Excerpts from an interface dataset
-- Opening Marker --

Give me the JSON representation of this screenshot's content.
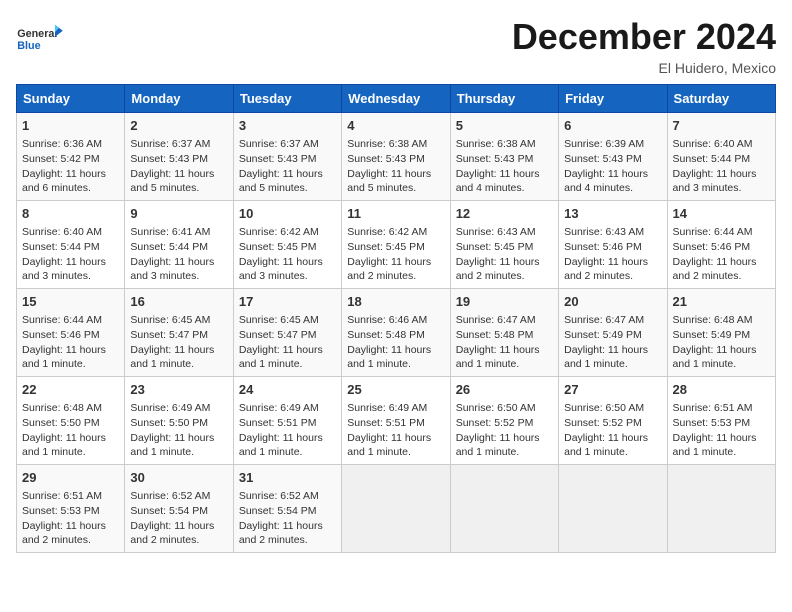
{
  "header": {
    "logo_general": "General",
    "logo_blue": "Blue",
    "month_title": "December 2024",
    "location": "El Huidero, Mexico"
  },
  "days_of_week": [
    "Sunday",
    "Monday",
    "Tuesday",
    "Wednesday",
    "Thursday",
    "Friday",
    "Saturday"
  ],
  "weeks": [
    [
      {
        "day": "1",
        "sunrise": "Sunrise: 6:36 AM",
        "sunset": "Sunset: 5:42 PM",
        "daylight": "Daylight: 11 hours and 6 minutes."
      },
      {
        "day": "2",
        "sunrise": "Sunrise: 6:37 AM",
        "sunset": "Sunset: 5:43 PM",
        "daylight": "Daylight: 11 hours and 5 minutes."
      },
      {
        "day": "3",
        "sunrise": "Sunrise: 6:37 AM",
        "sunset": "Sunset: 5:43 PM",
        "daylight": "Daylight: 11 hours and 5 minutes."
      },
      {
        "day": "4",
        "sunrise": "Sunrise: 6:38 AM",
        "sunset": "Sunset: 5:43 PM",
        "daylight": "Daylight: 11 hours and 5 minutes."
      },
      {
        "day": "5",
        "sunrise": "Sunrise: 6:38 AM",
        "sunset": "Sunset: 5:43 PM",
        "daylight": "Daylight: 11 hours and 4 minutes."
      },
      {
        "day": "6",
        "sunrise": "Sunrise: 6:39 AM",
        "sunset": "Sunset: 5:43 PM",
        "daylight": "Daylight: 11 hours and 4 minutes."
      },
      {
        "day": "7",
        "sunrise": "Sunrise: 6:40 AM",
        "sunset": "Sunset: 5:44 PM",
        "daylight": "Daylight: 11 hours and 3 minutes."
      }
    ],
    [
      {
        "day": "8",
        "sunrise": "Sunrise: 6:40 AM",
        "sunset": "Sunset: 5:44 PM",
        "daylight": "Daylight: 11 hours and 3 minutes."
      },
      {
        "day": "9",
        "sunrise": "Sunrise: 6:41 AM",
        "sunset": "Sunset: 5:44 PM",
        "daylight": "Daylight: 11 hours and 3 minutes."
      },
      {
        "day": "10",
        "sunrise": "Sunrise: 6:42 AM",
        "sunset": "Sunset: 5:45 PM",
        "daylight": "Daylight: 11 hours and 3 minutes."
      },
      {
        "day": "11",
        "sunrise": "Sunrise: 6:42 AM",
        "sunset": "Sunset: 5:45 PM",
        "daylight": "Daylight: 11 hours and 2 minutes."
      },
      {
        "day": "12",
        "sunrise": "Sunrise: 6:43 AM",
        "sunset": "Sunset: 5:45 PM",
        "daylight": "Daylight: 11 hours and 2 minutes."
      },
      {
        "day": "13",
        "sunrise": "Sunrise: 6:43 AM",
        "sunset": "Sunset: 5:46 PM",
        "daylight": "Daylight: 11 hours and 2 minutes."
      },
      {
        "day": "14",
        "sunrise": "Sunrise: 6:44 AM",
        "sunset": "Sunset: 5:46 PM",
        "daylight": "Daylight: 11 hours and 2 minutes."
      }
    ],
    [
      {
        "day": "15",
        "sunrise": "Sunrise: 6:44 AM",
        "sunset": "Sunset: 5:46 PM",
        "daylight": "Daylight: 11 hours and 1 minute."
      },
      {
        "day": "16",
        "sunrise": "Sunrise: 6:45 AM",
        "sunset": "Sunset: 5:47 PM",
        "daylight": "Daylight: 11 hours and 1 minute."
      },
      {
        "day": "17",
        "sunrise": "Sunrise: 6:45 AM",
        "sunset": "Sunset: 5:47 PM",
        "daylight": "Daylight: 11 hours and 1 minute."
      },
      {
        "day": "18",
        "sunrise": "Sunrise: 6:46 AM",
        "sunset": "Sunset: 5:48 PM",
        "daylight": "Daylight: 11 hours and 1 minute."
      },
      {
        "day": "19",
        "sunrise": "Sunrise: 6:47 AM",
        "sunset": "Sunset: 5:48 PM",
        "daylight": "Daylight: 11 hours and 1 minute."
      },
      {
        "day": "20",
        "sunrise": "Sunrise: 6:47 AM",
        "sunset": "Sunset: 5:49 PM",
        "daylight": "Daylight: 11 hours and 1 minute."
      },
      {
        "day": "21",
        "sunrise": "Sunrise: 6:48 AM",
        "sunset": "Sunset: 5:49 PM",
        "daylight": "Daylight: 11 hours and 1 minute."
      }
    ],
    [
      {
        "day": "22",
        "sunrise": "Sunrise: 6:48 AM",
        "sunset": "Sunset: 5:50 PM",
        "daylight": "Daylight: 11 hours and 1 minute."
      },
      {
        "day": "23",
        "sunrise": "Sunrise: 6:49 AM",
        "sunset": "Sunset: 5:50 PM",
        "daylight": "Daylight: 11 hours and 1 minute."
      },
      {
        "day": "24",
        "sunrise": "Sunrise: 6:49 AM",
        "sunset": "Sunset: 5:51 PM",
        "daylight": "Daylight: 11 hours and 1 minute."
      },
      {
        "day": "25",
        "sunrise": "Sunrise: 6:49 AM",
        "sunset": "Sunset: 5:51 PM",
        "daylight": "Daylight: 11 hours and 1 minute."
      },
      {
        "day": "26",
        "sunrise": "Sunrise: 6:50 AM",
        "sunset": "Sunset: 5:52 PM",
        "daylight": "Daylight: 11 hours and 1 minute."
      },
      {
        "day": "27",
        "sunrise": "Sunrise: 6:50 AM",
        "sunset": "Sunset: 5:52 PM",
        "daylight": "Daylight: 11 hours and 1 minute."
      },
      {
        "day": "28",
        "sunrise": "Sunrise: 6:51 AM",
        "sunset": "Sunset: 5:53 PM",
        "daylight": "Daylight: 11 hours and 1 minute."
      }
    ],
    [
      {
        "day": "29",
        "sunrise": "Sunrise: 6:51 AM",
        "sunset": "Sunset: 5:53 PM",
        "daylight": "Daylight: 11 hours and 2 minutes."
      },
      {
        "day": "30",
        "sunrise": "Sunrise: 6:52 AM",
        "sunset": "Sunset: 5:54 PM",
        "daylight": "Daylight: 11 hours and 2 minutes."
      },
      {
        "day": "31",
        "sunrise": "Sunrise: 6:52 AM",
        "sunset": "Sunset: 5:54 PM",
        "daylight": "Daylight: 11 hours and 2 minutes."
      },
      null,
      null,
      null,
      null
    ]
  ]
}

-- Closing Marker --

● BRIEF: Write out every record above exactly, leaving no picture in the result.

● SOLUTION TO THIS PROBLEM:
Give me the JSON representation of this screenshot's content.
{
  "header": {
    "logo_general": "General",
    "logo_blue": "Blue",
    "month_title": "December 2024",
    "location": "El Huidero, Mexico"
  },
  "days_of_week": [
    "Sunday",
    "Monday",
    "Tuesday",
    "Wednesday",
    "Thursday",
    "Friday",
    "Saturday"
  ],
  "weeks": [
    [
      {
        "day": "1",
        "sunrise": "Sunrise: 6:36 AM",
        "sunset": "Sunset: 5:42 PM",
        "daylight": "Daylight: 11 hours and 6 minutes."
      },
      {
        "day": "2",
        "sunrise": "Sunrise: 6:37 AM",
        "sunset": "Sunset: 5:43 PM",
        "daylight": "Daylight: 11 hours and 5 minutes."
      },
      {
        "day": "3",
        "sunrise": "Sunrise: 6:37 AM",
        "sunset": "Sunset: 5:43 PM",
        "daylight": "Daylight: 11 hours and 5 minutes."
      },
      {
        "day": "4",
        "sunrise": "Sunrise: 6:38 AM",
        "sunset": "Sunset: 5:43 PM",
        "daylight": "Daylight: 11 hours and 5 minutes."
      },
      {
        "day": "5",
        "sunrise": "Sunrise: 6:38 AM",
        "sunset": "Sunset: 5:43 PM",
        "daylight": "Daylight: 11 hours and 4 minutes."
      },
      {
        "day": "6",
        "sunrise": "Sunrise: 6:39 AM",
        "sunset": "Sunset: 5:43 PM",
        "daylight": "Daylight: 11 hours and 4 minutes."
      },
      {
        "day": "7",
        "sunrise": "Sunrise: 6:40 AM",
        "sunset": "Sunset: 5:44 PM",
        "daylight": "Daylight: 11 hours and 3 minutes."
      }
    ],
    [
      {
        "day": "8",
        "sunrise": "Sunrise: 6:40 AM",
        "sunset": "Sunset: 5:44 PM",
        "daylight": "Daylight: 11 hours and 3 minutes."
      },
      {
        "day": "9",
        "sunrise": "Sunrise: 6:41 AM",
        "sunset": "Sunset: 5:44 PM",
        "daylight": "Daylight: 11 hours and 3 minutes."
      },
      {
        "day": "10",
        "sunrise": "Sunrise: 6:42 AM",
        "sunset": "Sunset: 5:45 PM",
        "daylight": "Daylight: 11 hours and 3 minutes."
      },
      {
        "day": "11",
        "sunrise": "Sunrise: 6:42 AM",
        "sunset": "Sunset: 5:45 PM",
        "daylight": "Daylight: 11 hours and 2 minutes."
      },
      {
        "day": "12",
        "sunrise": "Sunrise: 6:43 AM",
        "sunset": "Sunset: 5:45 PM",
        "daylight": "Daylight: 11 hours and 2 minutes."
      },
      {
        "day": "13",
        "sunrise": "Sunrise: 6:43 AM",
        "sunset": "Sunset: 5:46 PM",
        "daylight": "Daylight: 11 hours and 2 minutes."
      },
      {
        "day": "14",
        "sunrise": "Sunrise: 6:44 AM",
        "sunset": "Sunset: 5:46 PM",
        "daylight": "Daylight: 11 hours and 2 minutes."
      }
    ],
    [
      {
        "day": "15",
        "sunrise": "Sunrise: 6:44 AM",
        "sunset": "Sunset: 5:46 PM",
        "daylight": "Daylight: 11 hours and 1 minute."
      },
      {
        "day": "16",
        "sunrise": "Sunrise: 6:45 AM",
        "sunset": "Sunset: 5:47 PM",
        "daylight": "Daylight: 11 hours and 1 minute."
      },
      {
        "day": "17",
        "sunrise": "Sunrise: 6:45 AM",
        "sunset": "Sunset: 5:47 PM",
        "daylight": "Daylight: 11 hours and 1 minute."
      },
      {
        "day": "18",
        "sunrise": "Sunrise: 6:46 AM",
        "sunset": "Sunset: 5:48 PM",
        "daylight": "Daylight: 11 hours and 1 minute."
      },
      {
        "day": "19",
        "sunrise": "Sunrise: 6:47 AM",
        "sunset": "Sunset: 5:48 PM",
        "daylight": "Daylight: 11 hours and 1 minute."
      },
      {
        "day": "20",
        "sunrise": "Sunrise: 6:47 AM",
        "sunset": "Sunset: 5:49 PM",
        "daylight": "Daylight: 11 hours and 1 minute."
      },
      {
        "day": "21",
        "sunrise": "Sunrise: 6:48 AM",
        "sunset": "Sunset: 5:49 PM",
        "daylight": "Daylight: 11 hours and 1 minute."
      }
    ],
    [
      {
        "day": "22",
        "sunrise": "Sunrise: 6:48 AM",
        "sunset": "Sunset: 5:50 PM",
        "daylight": "Daylight: 11 hours and 1 minute."
      },
      {
        "day": "23",
        "sunrise": "Sunrise: 6:49 AM",
        "sunset": "Sunset: 5:50 PM",
        "daylight": "Daylight: 11 hours and 1 minute."
      },
      {
        "day": "24",
        "sunrise": "Sunrise: 6:49 AM",
        "sunset": "Sunset: 5:51 PM",
        "daylight": "Daylight: 11 hours and 1 minute."
      },
      {
        "day": "25",
        "sunrise": "Sunrise: 6:49 AM",
        "sunset": "Sunset: 5:51 PM",
        "daylight": "Daylight: 11 hours and 1 minute."
      },
      {
        "day": "26",
        "sunrise": "Sunrise: 6:50 AM",
        "sunset": "Sunset: 5:52 PM",
        "daylight": "Daylight: 11 hours and 1 minute."
      },
      {
        "day": "27",
        "sunrise": "Sunrise: 6:50 AM",
        "sunset": "Sunset: 5:52 PM",
        "daylight": "Daylight: 11 hours and 1 minute."
      },
      {
        "day": "28",
        "sunrise": "Sunrise: 6:51 AM",
        "sunset": "Sunset: 5:53 PM",
        "daylight": "Daylight: 11 hours and 1 minute."
      }
    ],
    [
      {
        "day": "29",
        "sunrise": "Sunrise: 6:51 AM",
        "sunset": "Sunset: 5:53 PM",
        "daylight": "Daylight: 11 hours and 2 minutes."
      },
      {
        "day": "30",
        "sunrise": "Sunrise: 6:52 AM",
        "sunset": "Sunset: 5:54 PM",
        "daylight": "Daylight: 11 hours and 2 minutes."
      },
      {
        "day": "31",
        "sunrise": "Sunrise: 6:52 AM",
        "sunset": "Sunset: 5:54 PM",
        "daylight": "Daylight: 11 hours and 2 minutes."
      },
      null,
      null,
      null,
      null
    ]
  ]
}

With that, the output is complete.